Nestled in a sleepy village in the northern Jura lies Etienne Thiebaud's cellar, Domaine des Cavarodes, named after his first vineyard. One of the up-and-coming young stars of the region, Etienne creates some of the finest natural wines in the world from Savagnin, Chardonnay, Poulsard and Trousseau.
LITTLEWINE visited Etienne Thiebaud at his cellar in the Jura.
“The perfect vineyard doesn’t exist. That’s why we have different grape varieties - they have adapted to different soils and places along the way.”
People: Etienne Thiebaud
Place: Jura, France
Varieties: Savagnin, Chardonnay, Poulsard, Trousseau, Enfariné Noir, Mézy, Geuche, Argant, Pinot Meunier, Mondeuse
Farming: Organic with elements of biodynamics
Wines: Click here
Did You Know? Plough work is done manually with Etienne's two plough horses.
three different soil types: limestone, clay/marne and pebbly marne with glacial moraine deposits. Etienne says,
"The Kimmeridgian limestone soils give tension and minerality to the wines, whereas the wines from the marne soils tend to be a little broader."

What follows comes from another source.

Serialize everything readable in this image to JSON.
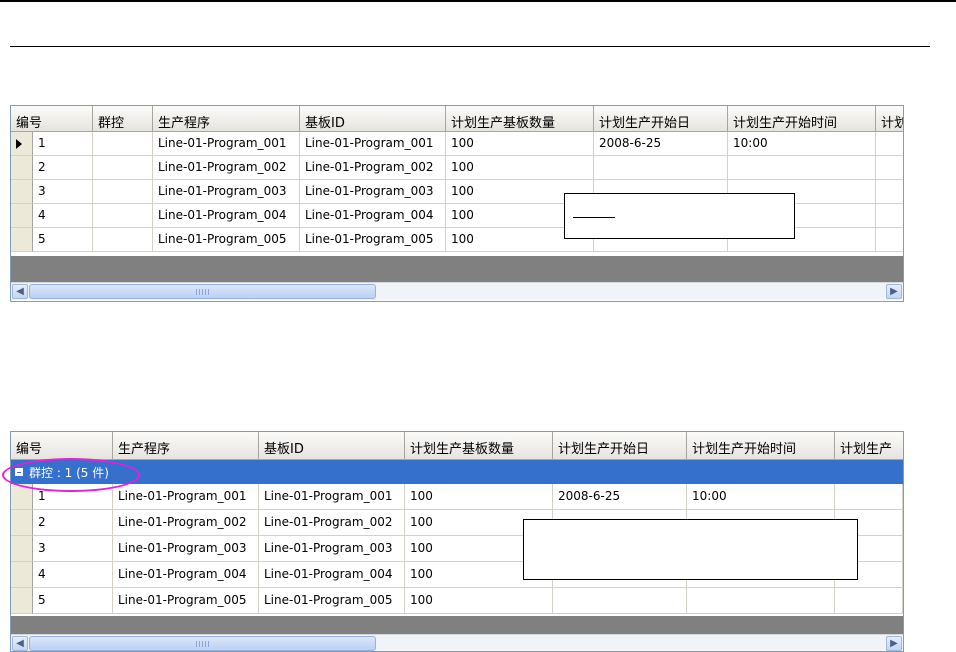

The Lumachelles vineyard is actually named after an old French geologic term for the Kimmeridgian limestone soils. Meanwhile, the Messagelin vineyard sits on marne soils with glacial moraine deposits. It can be a hot site with southwesterly exposure, so is often the first to be harvested, but Etienne explains that the clay-heavy marne soils always give the wines distinct freshness. Guille Bouton is also planted on marne soils (blue and grey), but with more limestone than Messagelin. His Savagnin, "Ostrea Virgula," is named after the fossils found in the limestone soils of the vineyard. It is also a hot site, possibly even hotter than the Messagelin vineyard, he muses, with very little topsoil.
He is constantly thinking and experimenting. When we visit him, he disappears for a minute and comes back with his wine thief full of something golden, that shimmers in our glass. It is a new cuvée produced from his young 10-year-old Chardonnay vines, which he macerated on the skins for five days. All of his white wines are usually direct-pressed with whole clusters, but he wanted to try something new. He says,